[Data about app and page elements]
..............................

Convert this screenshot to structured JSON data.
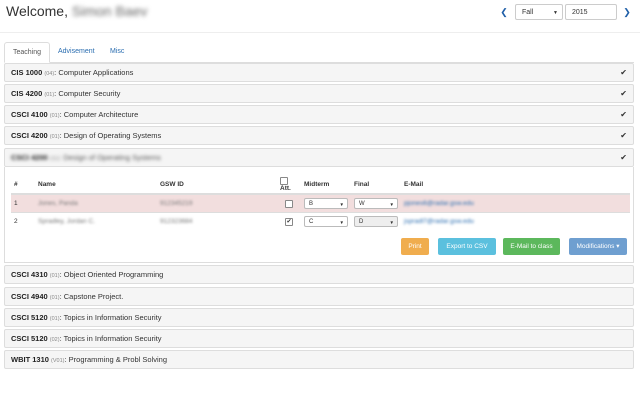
{
  "header": {
    "welcome": "Welcome,",
    "user_name": "Simon Baev",
    "term": "Fall",
    "year": "2015"
  },
  "tabs": [
    "Teaching",
    "Advisement",
    "Misc"
  ],
  "courses_before": [
    {
      "code": "CIS 1000",
      "section": "(04)",
      "title": ": Computer Applications",
      "check": "✔"
    },
    {
      "code": "CIS 4200",
      "section": "(01)",
      "title": ": Computer Security",
      "check": "✔"
    },
    {
      "code": "CSCI 4100",
      "section": "(01)",
      "title": ": Computer Architecture",
      "check": "✔"
    },
    {
      "code": "CSCI 4200",
      "section": "(01)",
      "title": ": Design of Operating Systems",
      "check": "✔"
    }
  ],
  "expanded_course": {
    "code": "CSCI 4200",
    "section": "(11)",
    "title": ": Design of Operating Systems",
    "check": "✔"
  },
  "roster": {
    "headers": [
      "#",
      "Name",
      "GSW ID",
      "Att.",
      "Midterm",
      "Final",
      "E-Mail"
    ],
    "rows": [
      {
        "num": "1",
        "name": "Jones, Panda",
        "id": "912345219",
        "attended": false,
        "midterm": "B",
        "final": "W",
        "email": "pjones6@radar.gsw.edu"
      },
      {
        "num": "2",
        "name": "Spradley, Jordan C.",
        "id": "912323684",
        "attended": true,
        "midterm": "C",
        "final": "D",
        "email": "jspradl7@radar.gsw.edu"
      }
    ],
    "check_mark": "✔"
  },
  "actions": {
    "print": "Print",
    "export": "Export to CSV",
    "email": "E-Mail to class",
    "modifications": "Modifications ▾"
  },
  "courses_after": [
    {
      "code": "CSCI 4310",
      "section": "(01)",
      "title": ": Object Oriented Programming"
    },
    {
      "code": "CSCI 4940",
      "section": "(01)",
      "title": ": Capstone Project."
    },
    {
      "code": "CSCI 5120",
      "section": "(01)",
      "title": ": Topics in Information Security"
    },
    {
      "code": "CSCI 5120",
      "section": "(02)",
      "title": ": Topics in Information Security"
    },
    {
      "code": "WBIT 1310",
      "section": "(V01)",
      "title": ": Programming & Probl Solving"
    }
  ],
  "colors": {
    "print": "#f0ad4e",
    "export": "#5bc0de",
    "email": "#5cb85c",
    "modifications": "#6f9fd0",
    "danger_row": "#f2dede"
  }
}
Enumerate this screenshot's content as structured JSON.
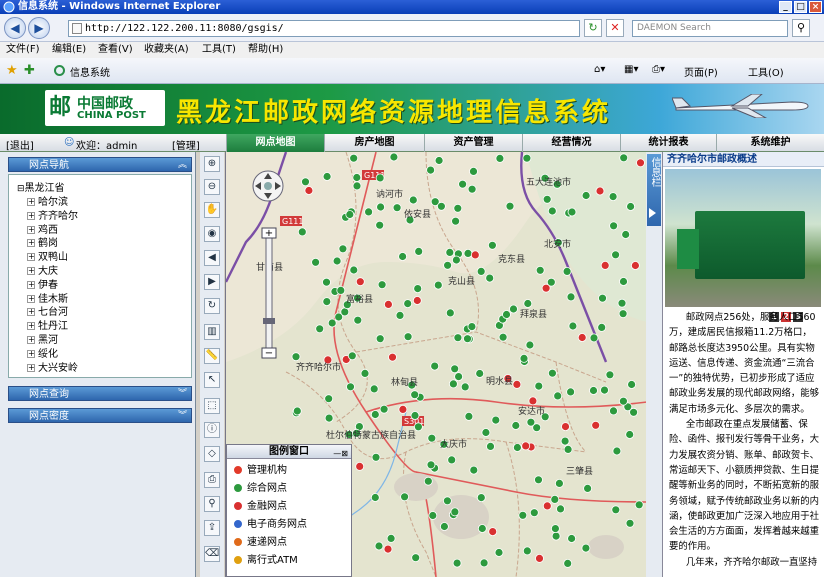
{
  "window": {
    "title": "信息系统 - Windows Internet Explorer"
  },
  "address": {
    "url": "http://122.122.200.11:8080/gsgis/",
    "search_placeholder": "DAEMON Search"
  },
  "menu": [
    "文件(F)",
    "编辑(E)",
    "查看(V)",
    "收藏夹(A)",
    "工具(T)",
    "帮助(H)"
  ],
  "tab": {
    "title": "信息系统"
  },
  "toolbar_right": {
    "page": "页面(P)",
    "tools": "工具(O)"
  },
  "banner": {
    "logo_cn": "中国邮政",
    "logo_en": "CHINA POST",
    "title": "黑龙江邮政网络资源地理信息系统"
  },
  "userbar": {
    "exit": "[退出]",
    "welcome": "欢迎：admin",
    "manage": "[管理]"
  },
  "nav_tabs": [
    "网点地图",
    "房产地图",
    "资产管理",
    "经营情况",
    "统计报表",
    "系统维护"
  ],
  "left": {
    "section1": "网点导航",
    "tree_root": "黑龙江省",
    "tree_children": [
      "哈尔滨",
      "齐齐哈尔",
      "鸡西",
      "鹤岗",
      "双鸭山",
      "大庆",
      "伊春",
      "佳木斯",
      "七台河",
      "牡丹江",
      "黑河",
      "绥化",
      "大兴安岭"
    ],
    "section2": "网点查询",
    "section3": "网点密度"
  },
  "map": {
    "labels": [
      "五大连池市",
      "北安市",
      "克东县",
      "拜泉县",
      "明水县",
      "依安县",
      "富裕县",
      "讷河市",
      "克山县",
      "齐齐哈尔市",
      "杜尔伯特蒙古族自治县",
      "林甸县",
      "大庆市",
      "安达市",
      "三肇县",
      "甘南县"
    ],
    "road_labels": [
      "G111",
      "G111",
      "S301"
    ],
    "legend_title": "图例窗口",
    "legend_ctrl": "—⊠",
    "legend_items": [
      {
        "label": "管理机构",
        "color": "#e23a2a"
      },
      {
        "label": "综合网点",
        "color": "#2d9a3e"
      },
      {
        "label": "金融网点",
        "color": "#d93030"
      },
      {
        "label": "电子商务网点",
        "color": "#3366cc"
      },
      {
        "label": "速递网点",
        "color": "#e06a1a"
      },
      {
        "label": "离行式ATM",
        "color": "#e0a010"
      }
    ]
  },
  "info": {
    "tab_label": "信息栏",
    "heading": "齐齐哈尔市邮政概述",
    "photo_pages": [
      "1",
      "2",
      "3"
    ],
    "paragraphs": [
      "邮政网点256处，服务人口560万，建成居民信报箱11.2万格口，邮路总长度达3950公里。具有实物运送、信息传递、资金流通“三流合一”的独特优势，已初步形成了适应邮政业务发展的现代邮政网络，能够满足市场多元化、多层次的需求。",
      "全市邮政在重点发展储蓄、保险、函件、报刊发行等骨干业务，大力发展农资分销、账单、邮政贺卡、常运邮天下、小额质押贷款、生日提醒等新业务的同时，不断拓宽新的服务领域，赋予传统邮政业务以新的内涵，使邮政更加广泛深入地应用于社会生活的方方面面，发挥着越来越重要的作用。",
      "几年来，齐齐哈尔邮政一直坚持"
    ]
  }
}
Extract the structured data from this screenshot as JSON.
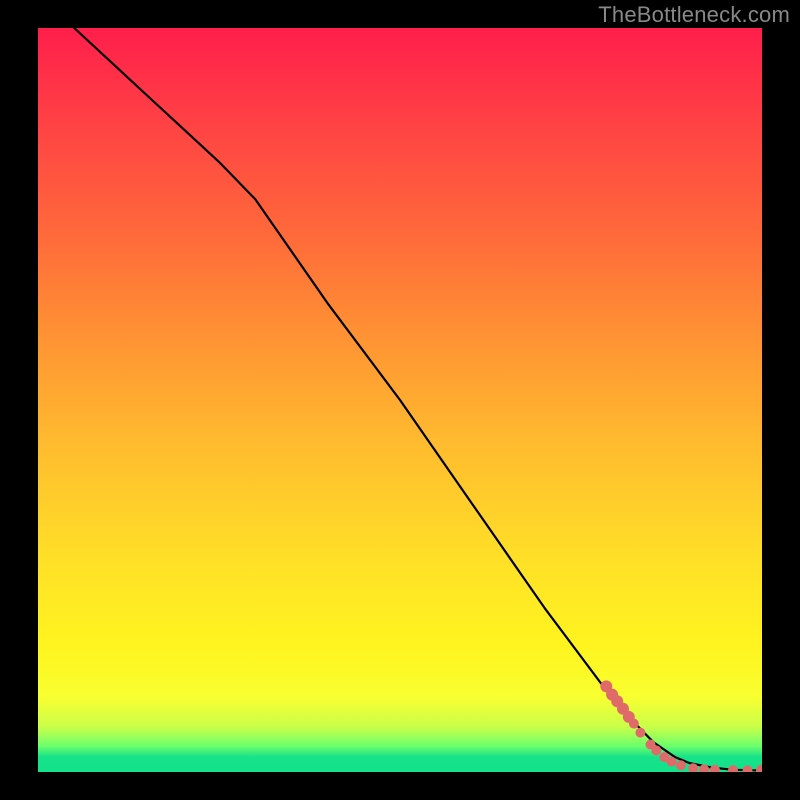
{
  "watermark": "TheBottleneck.com",
  "chart_data": {
    "type": "line",
    "title": "",
    "xlabel": "",
    "ylabel": "",
    "xlim": [
      0,
      100
    ],
    "ylim": [
      0,
      100
    ],
    "grid": false,
    "legend": false,
    "series": [
      {
        "name": "curve",
        "color": "#000000",
        "x": [
          5,
          15,
          25,
          30,
          40,
          50,
          60,
          70,
          80,
          85,
          88,
          90,
          93,
          96,
          100
        ],
        "y": [
          100,
          91,
          82,
          77,
          63,
          50,
          36,
          22,
          9,
          4,
          2,
          1.2,
          0.6,
          0.3,
          0.2
        ]
      }
    ],
    "markers": [
      {
        "name": "marker-0",
        "x": 78.5,
        "y": 11.5,
        "r": 6
      },
      {
        "name": "marker-1",
        "x": 79.3,
        "y": 10.4,
        "r": 6
      },
      {
        "name": "marker-2",
        "x": 80.0,
        "y": 9.5,
        "r": 6
      },
      {
        "name": "marker-3",
        "x": 80.8,
        "y": 8.5,
        "r": 6
      },
      {
        "name": "marker-4",
        "x": 81.6,
        "y": 7.4,
        "r": 6
      },
      {
        "name": "marker-5",
        "x": 82.3,
        "y": 6.5,
        "r": 5
      },
      {
        "name": "marker-6",
        "x": 83.2,
        "y": 5.3,
        "r": 5
      },
      {
        "name": "marker-7",
        "x": 84.6,
        "y": 3.7,
        "r": 5
      },
      {
        "name": "marker-8",
        "x": 85.4,
        "y": 2.9,
        "r": 5
      },
      {
        "name": "marker-9",
        "x": 86.5,
        "y": 2.0,
        "r": 5
      },
      {
        "name": "marker-10",
        "x": 87.5,
        "y": 1.4,
        "r": 5
      },
      {
        "name": "marker-11",
        "x": 88.8,
        "y": 0.9,
        "r": 5
      },
      {
        "name": "marker-12",
        "x": 90.5,
        "y": 0.5,
        "r": 5
      },
      {
        "name": "marker-13",
        "x": 92.0,
        "y": 0.35,
        "r": 5
      },
      {
        "name": "marker-14",
        "x": 93.5,
        "y": 0.3,
        "r": 5
      },
      {
        "name": "marker-15",
        "x": 96.0,
        "y": 0.25,
        "r": 5
      },
      {
        "name": "marker-16",
        "x": 98.0,
        "y": 0.22,
        "r": 5
      },
      {
        "name": "marker-17",
        "x": 100.0,
        "y": 0.2,
        "r": 6
      }
    ],
    "marker_color": "#e06a6a"
  }
}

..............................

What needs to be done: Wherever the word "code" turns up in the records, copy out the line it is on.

Final answer:
      "code": "CIS 1000",
      "code": "CIS 4200",
      "code": "CSCI 4100",
      "code": "CSCI 4200",
    "code": "CSCI 4200",
      "code": "CSCI 4310",
      "code": "CSCI 4940",
      "code": "CSCI 5120",
      "code": "CSCI 5120",
      "code": "WBIT 1310",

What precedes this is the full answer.